We hear the term a lot lately. “The elites.”
In sports, elite is a compliment. In travel, it’s a perk. In politics, it’s poison.
Particularly in the recent election. The electoral college, which is tilted away from the dominance of city-dwellers, shows a substantial vote “against the elites.” Although the beneficiary is himself a billionaire.
Apparently, money alone isn’t enough to make you “elite.”
There has always been an elite in this country. Boston Brahmins, New York’s “Old 400” families. The Roosevelts, Teddy, FDR and Eleanor. The east coast intelligentsia. Wall Street bankers.
The elite gets blurred with issues of class—the upper class of birth and the upper middle class of meritocracy. The latter includes smart people who write successful books, publish the news, who set and administer policy, who run corporations and things, in general.
This election added a new meaning to the term.
No longer is elite status an aspiration to work toward and celebrate in a child’s achievement. Now it expresses the parents’ alienation.
We think “the elites” look down on us.
If they do, the reason is education.
For generations, Americans have believed in education as the path to upward mobility. Public education. Higher education. Community education. Something more than job training. Gradually, that has slipped away.
Why does it matter? Because a rounded education gives us a lot more than job skills.
Such as, a fuller understanding of where we come from, how we fit into the story of our village, town, state and nation. How those stories fit into the story of the world.

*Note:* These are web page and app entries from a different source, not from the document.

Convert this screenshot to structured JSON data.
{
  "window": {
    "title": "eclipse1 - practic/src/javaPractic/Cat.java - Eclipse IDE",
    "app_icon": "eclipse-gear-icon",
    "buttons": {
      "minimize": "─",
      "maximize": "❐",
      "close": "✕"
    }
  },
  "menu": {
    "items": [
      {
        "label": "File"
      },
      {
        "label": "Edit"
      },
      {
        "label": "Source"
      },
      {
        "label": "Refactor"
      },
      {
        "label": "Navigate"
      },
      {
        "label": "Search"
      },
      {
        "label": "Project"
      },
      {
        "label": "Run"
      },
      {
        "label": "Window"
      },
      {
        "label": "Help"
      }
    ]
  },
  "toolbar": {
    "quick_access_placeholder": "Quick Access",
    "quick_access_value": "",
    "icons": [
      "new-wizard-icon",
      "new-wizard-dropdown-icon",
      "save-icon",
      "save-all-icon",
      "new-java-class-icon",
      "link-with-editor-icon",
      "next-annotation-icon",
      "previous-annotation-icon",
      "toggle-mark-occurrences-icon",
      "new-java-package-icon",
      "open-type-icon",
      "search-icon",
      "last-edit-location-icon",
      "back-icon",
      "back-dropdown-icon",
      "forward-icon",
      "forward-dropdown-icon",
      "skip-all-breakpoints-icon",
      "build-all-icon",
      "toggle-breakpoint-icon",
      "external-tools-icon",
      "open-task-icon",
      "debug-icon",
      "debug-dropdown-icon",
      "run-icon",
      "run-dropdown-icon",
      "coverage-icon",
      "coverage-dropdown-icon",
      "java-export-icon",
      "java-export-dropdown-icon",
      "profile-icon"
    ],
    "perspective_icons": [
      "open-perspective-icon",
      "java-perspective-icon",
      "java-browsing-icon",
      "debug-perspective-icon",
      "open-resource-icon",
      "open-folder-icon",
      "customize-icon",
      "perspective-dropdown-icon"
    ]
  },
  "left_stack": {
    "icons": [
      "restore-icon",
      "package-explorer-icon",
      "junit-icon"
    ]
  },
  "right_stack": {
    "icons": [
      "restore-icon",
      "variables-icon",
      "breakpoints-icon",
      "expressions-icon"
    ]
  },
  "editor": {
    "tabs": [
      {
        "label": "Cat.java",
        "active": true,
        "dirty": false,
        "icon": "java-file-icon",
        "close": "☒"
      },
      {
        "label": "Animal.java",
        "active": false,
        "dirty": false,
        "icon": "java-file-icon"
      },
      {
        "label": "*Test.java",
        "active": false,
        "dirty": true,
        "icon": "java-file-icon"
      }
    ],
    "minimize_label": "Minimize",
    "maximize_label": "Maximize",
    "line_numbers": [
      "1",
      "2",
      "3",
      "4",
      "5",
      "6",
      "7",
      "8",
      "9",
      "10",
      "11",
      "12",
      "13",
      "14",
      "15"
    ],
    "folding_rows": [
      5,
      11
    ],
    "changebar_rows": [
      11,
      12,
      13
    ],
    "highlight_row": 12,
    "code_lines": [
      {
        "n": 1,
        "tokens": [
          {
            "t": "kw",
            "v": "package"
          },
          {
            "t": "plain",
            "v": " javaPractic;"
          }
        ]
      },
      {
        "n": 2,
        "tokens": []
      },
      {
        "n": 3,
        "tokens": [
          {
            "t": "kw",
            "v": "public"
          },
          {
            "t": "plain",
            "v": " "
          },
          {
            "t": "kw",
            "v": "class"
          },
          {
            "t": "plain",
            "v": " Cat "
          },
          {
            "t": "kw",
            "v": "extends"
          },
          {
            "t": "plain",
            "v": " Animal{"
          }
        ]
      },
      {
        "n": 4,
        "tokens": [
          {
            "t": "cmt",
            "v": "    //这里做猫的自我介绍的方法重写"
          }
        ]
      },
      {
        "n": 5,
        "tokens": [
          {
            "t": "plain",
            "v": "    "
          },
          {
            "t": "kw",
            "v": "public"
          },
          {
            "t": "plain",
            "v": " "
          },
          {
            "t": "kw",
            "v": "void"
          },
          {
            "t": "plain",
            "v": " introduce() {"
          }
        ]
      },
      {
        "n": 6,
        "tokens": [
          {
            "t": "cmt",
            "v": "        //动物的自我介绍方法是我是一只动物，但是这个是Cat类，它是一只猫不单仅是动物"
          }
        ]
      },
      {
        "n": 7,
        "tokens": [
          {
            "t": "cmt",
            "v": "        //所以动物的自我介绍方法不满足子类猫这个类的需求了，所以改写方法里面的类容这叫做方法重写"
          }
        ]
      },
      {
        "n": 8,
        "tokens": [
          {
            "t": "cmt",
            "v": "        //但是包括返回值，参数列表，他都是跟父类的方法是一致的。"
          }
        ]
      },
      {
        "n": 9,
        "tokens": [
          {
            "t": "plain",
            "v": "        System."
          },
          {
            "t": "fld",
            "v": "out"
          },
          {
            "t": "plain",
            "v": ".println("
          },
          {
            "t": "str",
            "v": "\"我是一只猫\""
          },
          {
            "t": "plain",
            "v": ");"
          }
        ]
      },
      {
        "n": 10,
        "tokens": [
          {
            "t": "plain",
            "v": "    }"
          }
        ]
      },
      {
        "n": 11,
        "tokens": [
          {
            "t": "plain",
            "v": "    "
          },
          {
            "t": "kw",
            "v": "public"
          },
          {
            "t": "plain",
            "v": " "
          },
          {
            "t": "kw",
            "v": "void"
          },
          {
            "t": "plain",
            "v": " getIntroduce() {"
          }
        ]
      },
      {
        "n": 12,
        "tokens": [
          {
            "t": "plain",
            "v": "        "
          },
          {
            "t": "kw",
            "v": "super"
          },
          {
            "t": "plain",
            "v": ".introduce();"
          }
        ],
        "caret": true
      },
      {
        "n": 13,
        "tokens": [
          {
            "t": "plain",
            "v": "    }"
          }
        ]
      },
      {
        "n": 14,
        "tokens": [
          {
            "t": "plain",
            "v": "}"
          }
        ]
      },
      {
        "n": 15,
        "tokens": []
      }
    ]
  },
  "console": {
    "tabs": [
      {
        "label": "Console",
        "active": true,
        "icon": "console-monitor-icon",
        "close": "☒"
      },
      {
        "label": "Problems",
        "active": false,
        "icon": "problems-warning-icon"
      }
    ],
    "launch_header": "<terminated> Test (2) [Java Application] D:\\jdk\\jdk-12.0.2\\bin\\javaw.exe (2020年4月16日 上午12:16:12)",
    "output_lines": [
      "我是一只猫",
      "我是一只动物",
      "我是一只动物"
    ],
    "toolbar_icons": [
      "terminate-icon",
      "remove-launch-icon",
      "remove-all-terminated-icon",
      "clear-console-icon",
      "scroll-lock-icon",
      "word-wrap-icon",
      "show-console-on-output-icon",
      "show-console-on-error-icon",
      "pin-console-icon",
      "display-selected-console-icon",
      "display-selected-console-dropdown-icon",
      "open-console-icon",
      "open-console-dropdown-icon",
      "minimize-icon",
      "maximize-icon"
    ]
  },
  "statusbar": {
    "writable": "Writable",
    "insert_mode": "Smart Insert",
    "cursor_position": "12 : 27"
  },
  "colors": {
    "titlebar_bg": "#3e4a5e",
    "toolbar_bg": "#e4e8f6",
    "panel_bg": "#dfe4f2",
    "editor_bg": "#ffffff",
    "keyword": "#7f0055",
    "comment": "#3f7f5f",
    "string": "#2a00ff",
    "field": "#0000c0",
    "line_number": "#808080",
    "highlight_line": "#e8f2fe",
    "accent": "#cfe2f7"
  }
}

No story is more fragile.
My ancestors came from Scotland, France and Germany. The American story that brought them together is an invention of the human mind.
We like to think it descended in pure form from our Founding Fathers, “the elite” of their time, as we imagine it. But in truth the story of America is altered continually, by every generation.
By every individual family that pulls away from community, by every schoolroom (public, private or home) that gives in to the seduction of propaganda when choosing texts to study.
It’s altered by every vote we cast.
The narrow definition of “the elites” as people who “don’t get it,” who “look down on us,” is a product of perception distorted by hidden purpose. Very gradually it has risen to supplant the dream of our parents and grandparents for better lives defined by something more than the size of a television set or waist.
We don’t even know it is happening because we don’t have the education to decode it.
The father of modern advertising, a German named Goebbels, taught us that power can be gained by inventing an alternative “truth,” then repeating and repeating it. Imagine if he’d had the tools of social media and the internet to do that with.
We vote from our gut, not our minds. We vote by feelings created by the information we take in. From media, community, church and friends. From personal experience.
And all of it can be manipulated by one elite we didn’t notice.
The cynical elite who hovered behind the scenes in this past election, but whom we are coming to know all too well.
The popularizers of the alt-right, neo-Nazi fringe: Steve Bannon and Breitbart News.
And the billionaire outliers slated for Trump’s cabinet. Former Goldman Sachs traders, hedge fund managers, contrarian ideologues and more generals than most military juntas boast.
We spoiled children have set fire to our homeland without even a cave to run to.